What is a Pronoun?
To go straight to pronouns, scroll to the middle of the page for the “big pronoun list”.
Pronouns are the stunt doubles of the English language. They keep communication going with or without the nouns. Pronouns come in to keep nouns from getting repetitive or when nouns are not clearly known. They do more work than you think, so read on to learn about them.
Subject and object pronouns are used in everyday language. However, it can be tricky to remember which is which. The subject always takes action. The object is part of the activity, but it does not do any acting. Here is an example:
Shelby likes talking to Marvin.
Shelby is the subject; she is liking and talking. Marvin is the object; all the liking and talking is done to Marvin but not by Marvin.
Subject and object pronouns function in the same way.
Subject pronouns include I, you, he, she, it, they, we.
Object pronouns include me, you, him, her, it, us, them. See the following examples:
I might see you later.
You have to come now.
She lives in Nebraska.
He makes me angry
It just might work.
They caught the last train.
We can’t see the end.
Sarah hit me on the arm.
I need to tell you something.
Larry took him aside.
The message wasn’t for her.
Take it to the store.
Summer is fun for us.
Margaret took them downstairs.
Possessive pronouns show who owns something described in a sentence.
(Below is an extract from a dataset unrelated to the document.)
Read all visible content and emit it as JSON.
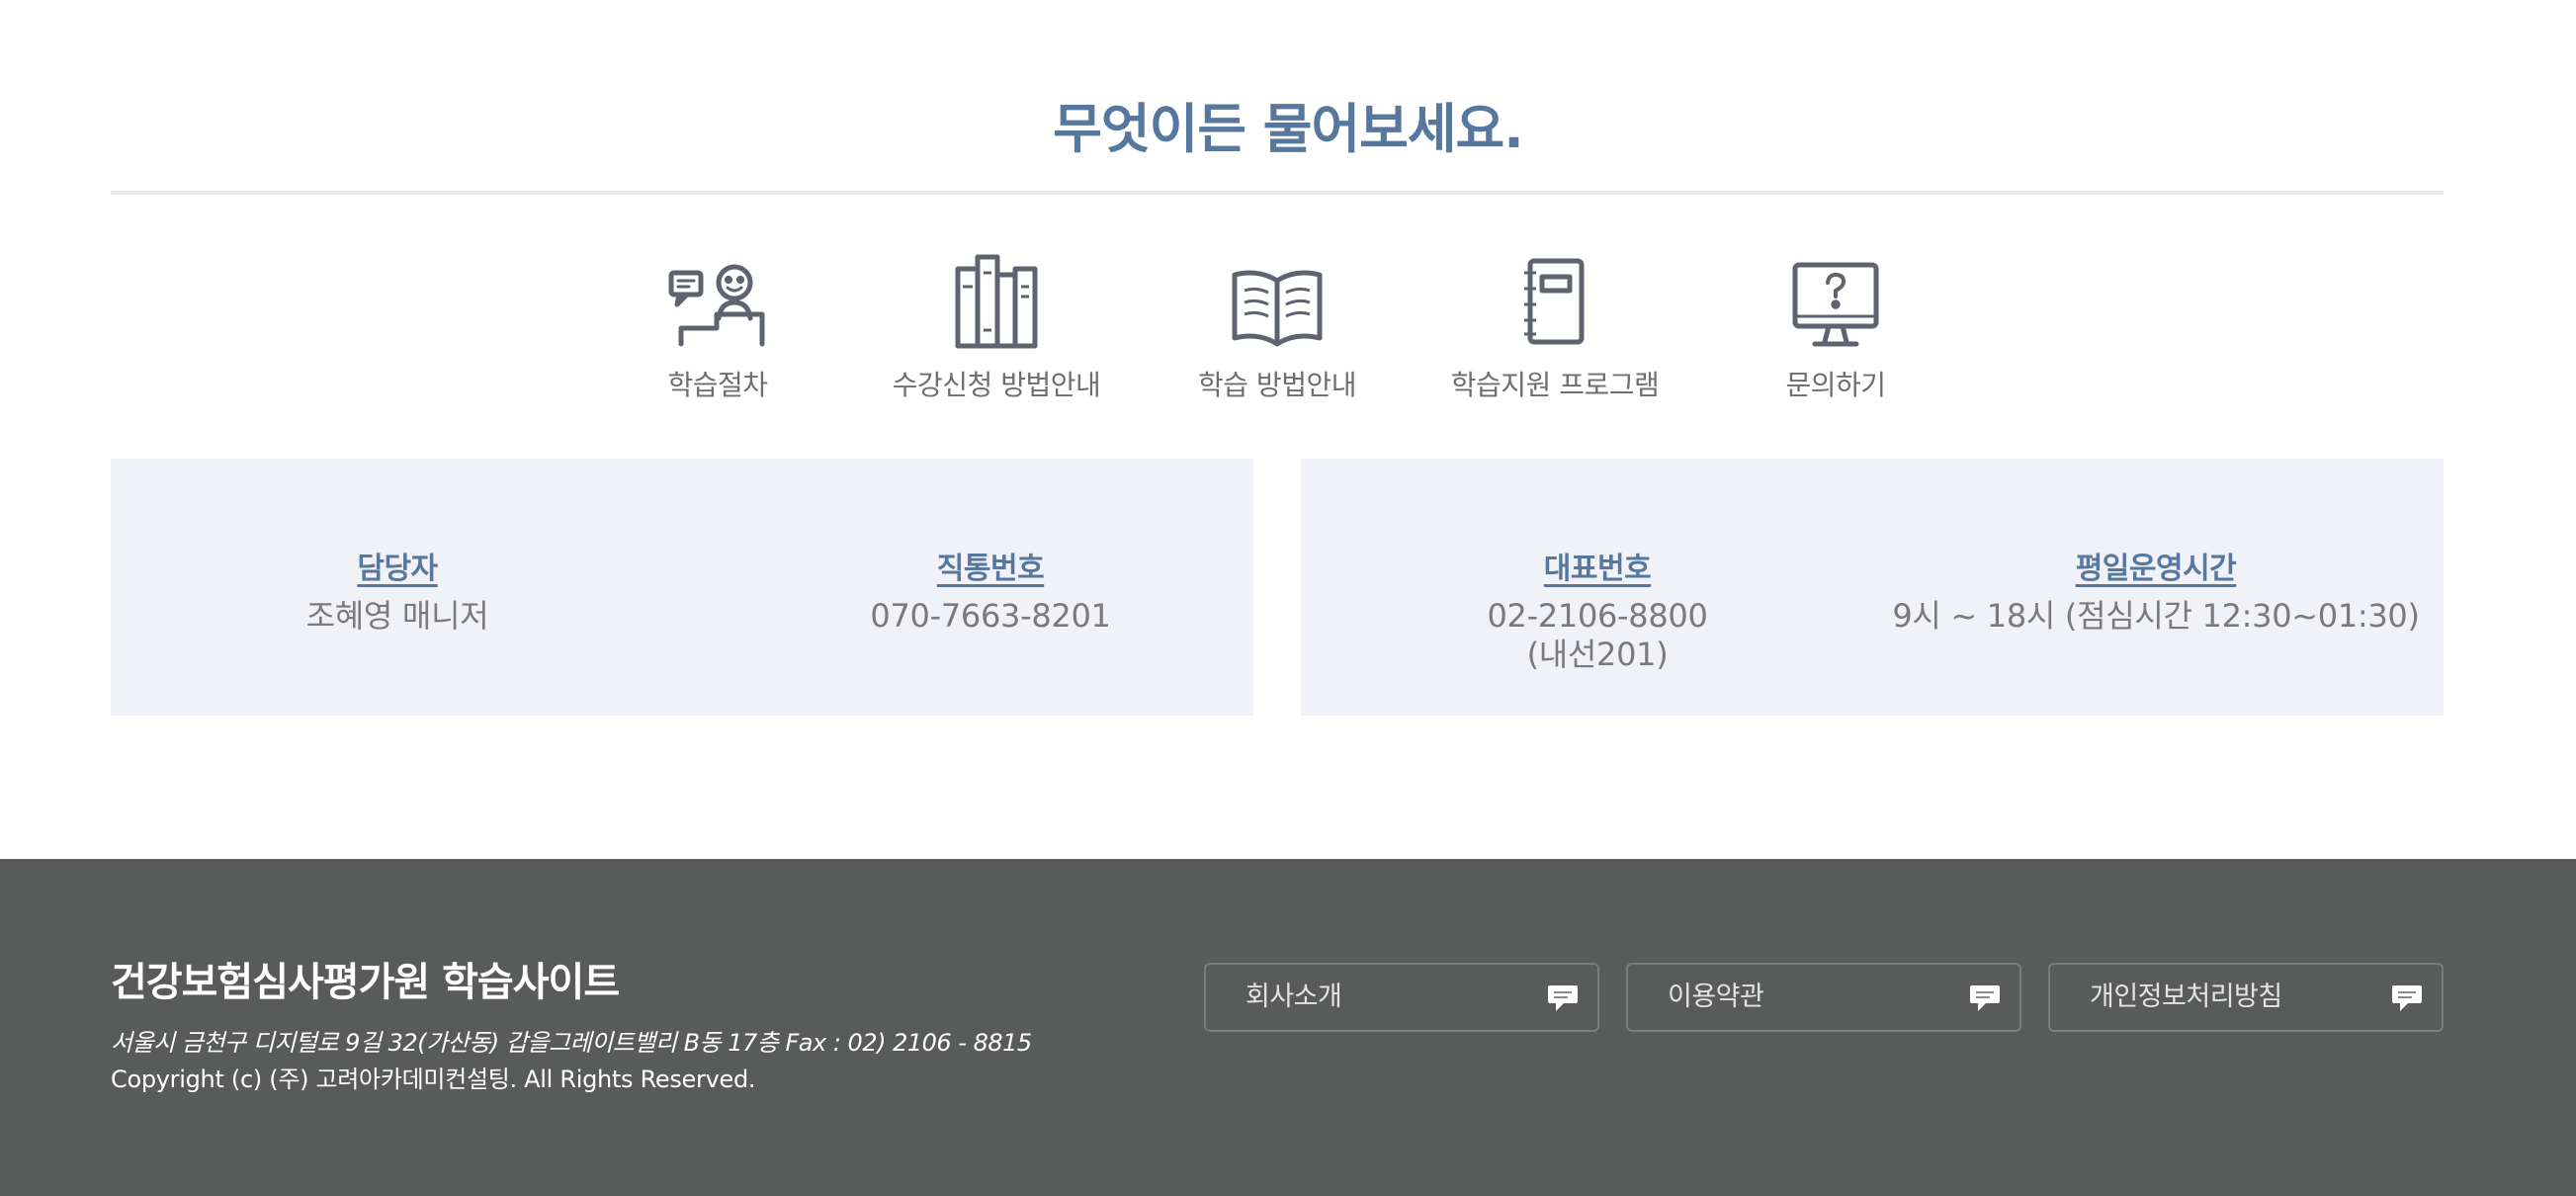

They include mine, his, hers, its, ours, yours, their, and theirs. Possessive adjectives are similar to possessive pronouns. However, the possessive adjective comes before the object of the sentence; the possessive pronoun is the object of the sentence. See the difference here:
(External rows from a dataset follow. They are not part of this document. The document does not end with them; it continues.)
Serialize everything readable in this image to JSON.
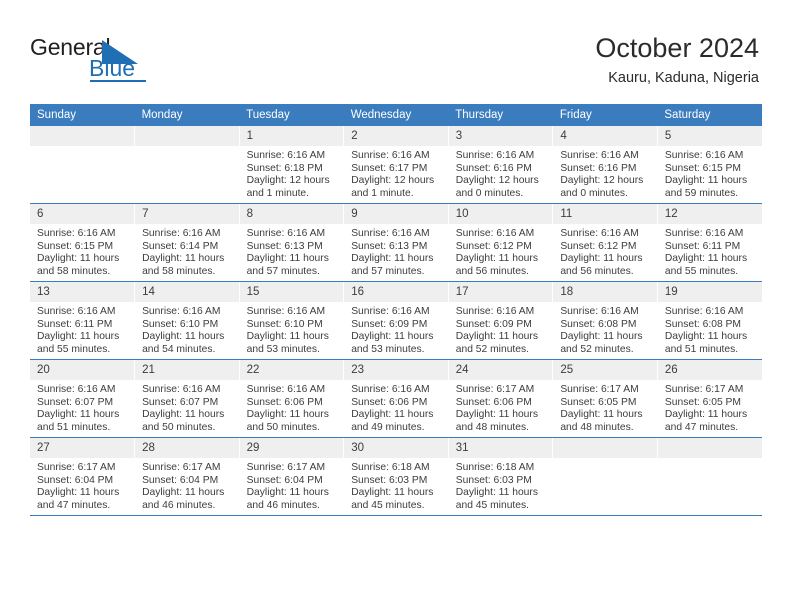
{
  "brand": {
    "name_top": "General",
    "name_bottom": "Blue",
    "accent_color": "#1f6fb5"
  },
  "header": {
    "title": "October 2024",
    "subtitle": "Kauru, Kaduna, Nigeria"
  },
  "theme": {
    "header_row_bg": "#3a7cbe",
    "daynum_bg": "#efefef",
    "row_border": "#3a7cbe"
  },
  "weekday_headers": [
    "Sunday",
    "Monday",
    "Tuesday",
    "Wednesday",
    "Thursday",
    "Friday",
    "Saturday"
  ],
  "weeks": [
    [
      {
        "day": "",
        "sunrise": "",
        "sunset": "",
        "daylight_line1": "",
        "daylight_line2": ""
      },
      {
        "day": "",
        "sunrise": "",
        "sunset": "",
        "daylight_line1": "",
        "daylight_line2": ""
      },
      {
        "day": "1",
        "sunrise": "Sunrise: 6:16 AM",
        "sunset": "Sunset: 6:18 PM",
        "daylight_line1": "Daylight: 12 hours",
        "daylight_line2": "and 1 minute."
      },
      {
        "day": "2",
        "sunrise": "Sunrise: 6:16 AM",
        "sunset": "Sunset: 6:17 PM",
        "daylight_line1": "Daylight: 12 hours",
        "daylight_line2": "and 1 minute."
      },
      {
        "day": "3",
        "sunrise": "Sunrise: 6:16 AM",
        "sunset": "Sunset: 6:16 PM",
        "daylight_line1": "Daylight: 12 hours",
        "daylight_line2": "and 0 minutes."
      },
      {
        "day": "4",
        "sunrise": "Sunrise: 6:16 AM",
        "sunset": "Sunset: 6:16 PM",
        "daylight_line1": "Daylight: 12 hours",
        "daylight_line2": "and 0 minutes."
      },
      {
        "day": "5",
        "sunrise": "Sunrise: 6:16 AM",
        "sunset": "Sunset: 6:15 PM",
        "daylight_line1": "Daylight: 11 hours",
        "daylight_line2": "and 59 minutes."
      }
    ],
    [
      {
        "day": "6",
        "sunrise": "Sunrise: 6:16 AM",
        "sunset": "Sunset: 6:15 PM",
        "daylight_line1": "Daylight: 11 hours",
        "daylight_line2": "and 58 minutes."
      },
      {
        "day": "7",
        "sunrise": "Sunrise: 6:16 AM",
        "sunset": "Sunset: 6:14 PM",
        "daylight_line1": "Daylight: 11 hours",
        "daylight_line2": "and 58 minutes."
      },
      {
        "day": "8",
        "sunrise": "Sunrise: 6:16 AM",
        "sunset": "Sunset: 6:13 PM",
        "daylight_line1": "Daylight: 11 hours",
        "daylight_line2": "and 57 minutes."
      },
      {
        "day": "9",
        "sunrise": "Sunrise: 6:16 AM",
        "sunset": "Sunset: 6:13 PM",
        "daylight_line1": "Daylight: 11 hours",
        "daylight_line2": "and 57 minutes."
      },
      {
        "day": "10",
        "sunrise": "Sunrise: 6:16 AM",
        "sunset": "Sunset: 6:12 PM",
        "daylight_line1": "Daylight: 11 hours",
        "daylight_line2": "and 56 minutes."
      },
      {
        "day": "11",
        "sunrise": "Sunrise: 6:16 AM",
        "sunset": "Sunset: 6:12 PM",
        "daylight_line1": "Daylight: 11 hours",
        "daylight_line2": "and 56 minutes."
      },
      {
        "day": "12",
        "sunrise": "Sunrise: 6:16 AM",
        "sunset": "Sunset: 6:11 PM",
        "daylight_line1": "Daylight: 11 hours",
        "daylight_line2": "and 55 minutes."
      }
    ],
    [
      {
        "day": "13",
        "sunrise": "Sunrise: 6:16 AM",
        "sunset": "Sunset: 6:11 PM",
        "daylight_line1": "Daylight: 11 hours",
        "daylight_line2": "and 55 minutes."
      },
      {
        "day": "14",
        "sunrise": "Sunrise: 6:16 AM",
        "sunset": "Sunset: 6:10 PM",
        "daylight_line1": "Daylight: 11 hours",
        "daylight_line2": "and 54 minutes."
      },
      {
        "day": "15",
        "sunrise": "Sunrise: 6:16 AM",
        "sunset": "Sunset: 6:10 PM",
        "daylight_line1": "Daylight: 11 hours",
        "daylight_line2": "and 53 minutes."
      },
      {
        "day": "16",
        "sunrise": "Sunrise: 6:16 AM",
        "sunset": "Sunset: 6:09 PM",
        "daylight_line1": "Daylight: 11 hours",
        "daylight_line2": "and 53 minutes."
      },
      {
        "day": "17",
        "sunrise": "Sunrise: 6:16 AM",
        "sunset": "Sunset: 6:09 PM",
        "daylight_line1": "Daylight: 11 hours",
        "daylight_line2": "and 52 minutes."
      },
      {
        "day": "18",
        "sunrise": "Sunrise: 6:16 AM",
        "sunset": "Sunset: 6:08 PM",
        "daylight_line1": "Daylight: 11 hours",
        "daylight_line2": "and 52 minutes."
      },
      {
        "day": "19",
        "sunrise": "Sunrise: 6:16 AM",
        "sunset": "Sunset: 6:08 PM",
        "daylight_line1": "Daylight: 11 hours",
        "daylight_line2": "and 51 minutes."
      }
    ],
    [
      {
        "day": "20",
        "sunrise": "Sunrise: 6:16 AM",
        "sunset": "Sunset: 6:07 PM",
        "daylight_line1": "Daylight: 11 hours",
        "daylight_line2": "and 51 minutes."
      },
      {
        "day": "21",
        "sunrise": "Sunrise: 6:16 AM",
        "sunset": "Sunset: 6:07 PM",
        "daylight_line1": "Daylight: 11 hours",
        "daylight_line2": "and 50 minutes."
      },
      {
        "day": "22",
        "sunrise": "Sunrise: 6:16 AM",
        "sunset": "Sunset: 6:06 PM",
        "daylight_line1": "Daylight: 11 hours",
        "daylight_line2": "and 50 minutes."
      },
      {
        "day": "23",
        "sunrise": "Sunrise: 6:16 AM",
        "sunset": "Sunset: 6:06 PM",
        "daylight_line1": "Daylight: 11 hours",
        "daylight_line2": "and 49 minutes."
      },
      {
        "day": "24",
        "sunrise": "Sunrise: 6:17 AM",
        "sunset": "Sunset: 6:06 PM",
        "daylight_line1": "Daylight: 11 hours",
        "daylight_line2": "and 48 minutes."
      },
      {
        "day": "25",
        "sunrise": "Sunrise: 6:17 AM",
        "sunset": "Sunset: 6:05 PM",
        "daylight_line1": "Daylight: 11 hours",
        "daylight_line2": "and 48 minutes."
      },
      {
        "day": "26",
        "sunrise": "Sunrise: 6:17 AM",
        "sunset": "Sunset: 6:05 PM",
        "daylight_line1": "Daylight: 11 hours",
        "daylight_line2": "and 47 minutes."
      }
    ],
    [
      {
        "day": "27",
        "sunrise": "Sunrise: 6:17 AM",
        "sunset": "Sunset: 6:04 PM",
        "daylight_line1": "Daylight: 11 hours",
        "daylight_line2": "and 47 minutes."
      },
      {
        "day": "28",
        "sunrise": "Sunrise: 6:17 AM",
        "sunset": "Sunset: 6:04 PM",
        "daylight_line1": "Daylight: 11 hours",
        "daylight_line2": "and 46 minutes."
      },
      {
        "day": "29",
        "sunrise": "Sunrise: 6:17 AM",
        "sunset": "Sunset: 6:04 PM",
        "daylight_line1": "Daylight: 11 hours",
        "daylight_line2": "and 46 minutes."
      },
      {
        "day": "30",
        "sunrise": "Sunrise: 6:18 AM",
        "sunset": "Sunset: 6:03 PM",
        "daylight_line1": "Daylight: 11 hours",
        "daylight_line2": "and 45 minutes."
      },
      {
        "day": "31",
        "sunrise": "Sunrise: 6:18 AM",
        "sunset": "Sunset: 6:03 PM",
        "daylight_line1": "Daylight: 11 hours",
        "daylight_line2": "and 45 minutes."
      },
      {
        "day": "",
        "sunrise": "",
        "sunset": "",
        "daylight_line1": "",
        "daylight_line2": ""
      },
      {
        "day": "",
        "sunrise": "",
        "sunset": "",
        "daylight_line1": "",
        "daylight_line2": ""
      }
    ]
  ]
}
That is my dog. (possessive adjective, before the object “dog”)
The dog is mine. (possessive pronoun, which is the object)
Intensive pronouns and reflexive pronouns look the same. However, they act differently in a sentence. Intensive pronouns put an emphasis on other pronouns or nouns. Reflexive pronouns rename the subject in a sentence. Look at the following examples:
Intensive pronoun – She herself will go to the bank. (herself emphasizes the pronoun she)
Reflexive pronoun – She cut herself on the arm. (herself renames the pronoun she)
Intensive and reflexive pronouns include:
myself, yourself, himself, herself, itself, ourselves, yourselves, and themselves.
Demonstrative pronouns refer to things in relation to distance.
This and these refer to things that are close by. That and those refer to things farther away.
This is your shirt.
That is my house on the corner.
These good friends are sitting next to me.
Those roads in the next town are bumpy.
Indefinite pronouns replace nouns that are not specified. They include the following: all, another, any, anybody, anyone, anything, both, each, either, everybody, everyone, everything, few, many, neither, nobody, none, no one, nothing, one, several, some, somebody, someone, and something. Read the example sentences for a better understanding.
We gave everything to the homeless shelter
All were sad to see the children go.
Give a present to each as they come in.
Interrogative pronouns are used to ask a question. They include who, whom, what, which, whose, whoever, whomever, whatever, and whichever. Consider the example sentences below:
Which of these do you like best?
Who was just in this room?
Whatever happens next, I am prepared.
Relative pronouns connect (relate) noun or pronoun clauses with other parts of a sentence. They include who, whom, what, which, whose, whoever, whomever, whatever, whichever, and that. See how these are used in the sentences below.
The paper that she just wrote is due tomorrow.
Learning is easier for people who have a good teacher.
Whoever leaves the room needs to turn off the light.
Pronouns do a lot in the English language, don’t they? They are the no-name workhorses, jumping in for the superstar nouns when they get exhausted. Hey, someone’s got to do something about the work nobody wants to do!
List of Prounouns